**Exercise description:** Go through the listing below and list every line with "time".

**Given records:**
-*-

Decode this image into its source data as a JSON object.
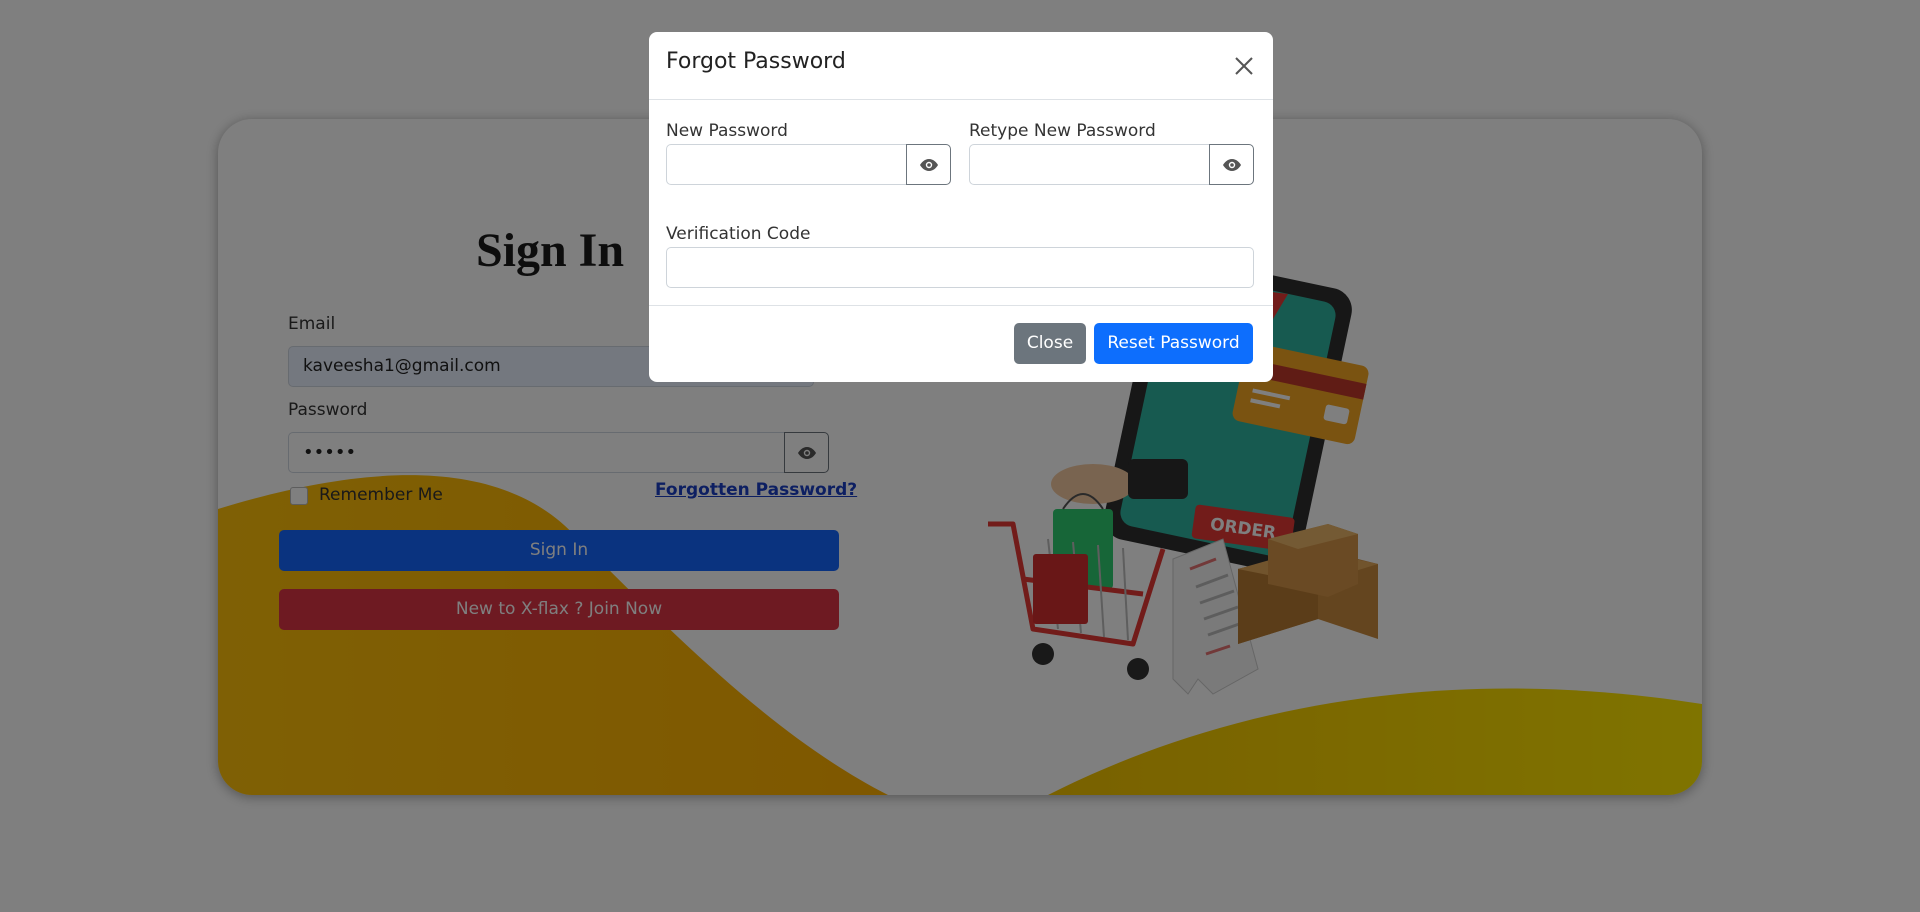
{
  "signin": {
    "title": "Sign In",
    "email_label": "Email",
    "email_value": "kaveesha1@gmail.com",
    "password_label": "Password",
    "password_value": "•••••",
    "remember_label": "Remember Me",
    "forgot_link": "Forgotten Password?",
    "signin_button": "Sign In",
    "join_button": "New to X-flax ? Join Now"
  },
  "illustration": {
    "order_tag": "ORDER"
  },
  "modal": {
    "title": "Forgot Password",
    "new_password_label": "New Password",
    "retype_password_label": "Retype New Password",
    "verification_label": "Verification Code",
    "close_button": "Close",
    "reset_button": "Reset Password"
  },
  "colors": {
    "primary": "#0d6efd",
    "danger": "#dc3545",
    "secondary": "#6c757d",
    "wave_yellow": "#ffc107"
  },
  "icons": [
    "eye-icon",
    "close-icon"
  ]
}
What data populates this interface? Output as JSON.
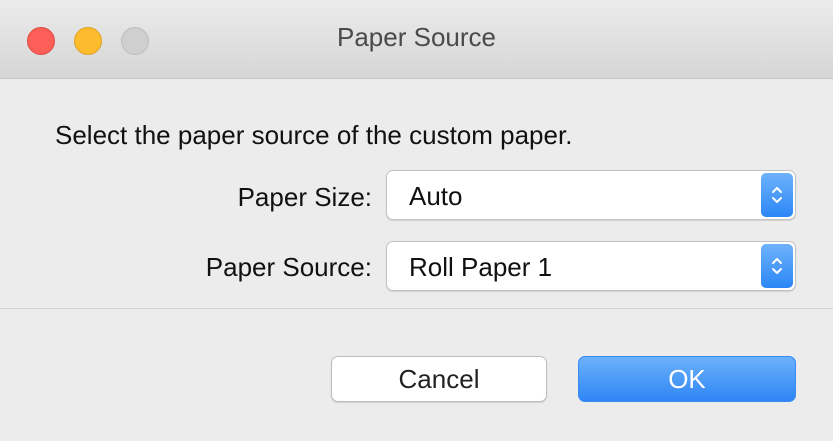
{
  "window": {
    "title": "Paper Source",
    "controls": {
      "close_icon": "close-icon",
      "minimize_icon": "minimize-icon",
      "zoom_icon": "zoom-icon",
      "close_color": "#fc5f57",
      "minimize_color": "#fdbc2e",
      "zoom_color": "#cfcfcf"
    }
  },
  "dialog": {
    "instruction": "Select the paper source of the custom paper.",
    "paper_size": {
      "label": "Paper Size:",
      "value": "Auto"
    },
    "paper_source": {
      "label": "Paper Source:",
      "value": "Roll Paper 1"
    }
  },
  "buttons": {
    "cancel_label": "Cancel",
    "ok_label": "OK",
    "accent_color": "#2f86f5"
  }
}
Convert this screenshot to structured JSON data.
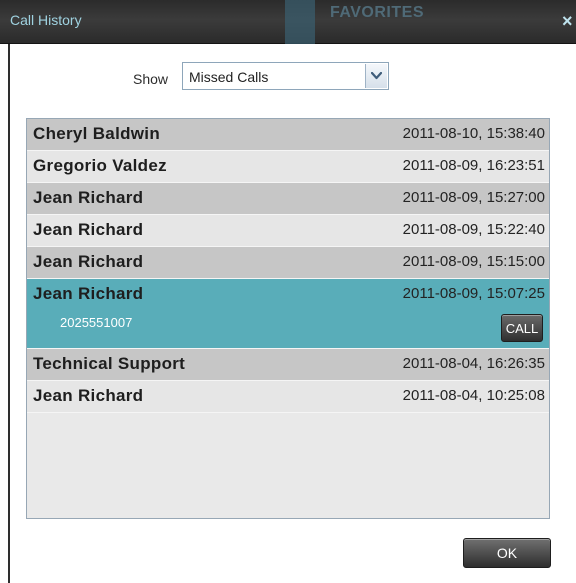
{
  "window": {
    "title": "Call History",
    "background_tab_label": "FAVORITES",
    "close_glyph": "×"
  },
  "filter": {
    "label": "Show",
    "selected": "Missed Calls"
  },
  "calls": [
    {
      "name": "Cheryl Baldwin",
      "time": "2011-08-10, 15:38:40"
    },
    {
      "name": "Gregorio Valdez",
      "time": "2011-08-09, 16:23:51"
    },
    {
      "name": "Jean Richard",
      "time": "2011-08-09, 15:27:00"
    },
    {
      "name": "Jean Richard",
      "time": "2011-08-09, 15:22:40"
    },
    {
      "name": "Jean Richard",
      "time": "2011-08-09, 15:15:00"
    },
    {
      "name": "Jean Richard",
      "time": "2011-08-09, 15:07:25",
      "number": "2025551007",
      "action": "CALL"
    },
    {
      "name": "Technical Support",
      "time": "2011-08-04, 16:26:35"
    },
    {
      "name": "Jean Richard",
      "time": "2011-08-04, 10:25:08"
    }
  ],
  "footer": {
    "ok_label": "OK"
  },
  "colors": {
    "selected_row": "#59adb9",
    "dark_row": "#c6c6c6",
    "light_row": "#e6e6e6",
    "title_text": "#9fd2e0"
  }
}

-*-

**Output for this task:**
      "time": "2011-08-10, 15:38:40"
      "time": "2011-08-09, 16:23:51"
      "time": "2011-08-09, 15:27:00"
      "time": "2011-08-09, 15:22:40"
      "time": "2011-08-09, 15:15:00"
      "time": "2011-08-09, 15:07:25",
      "time": "2011-08-04, 16:26:35"
      "time": "2011-08-04, 10:25:08"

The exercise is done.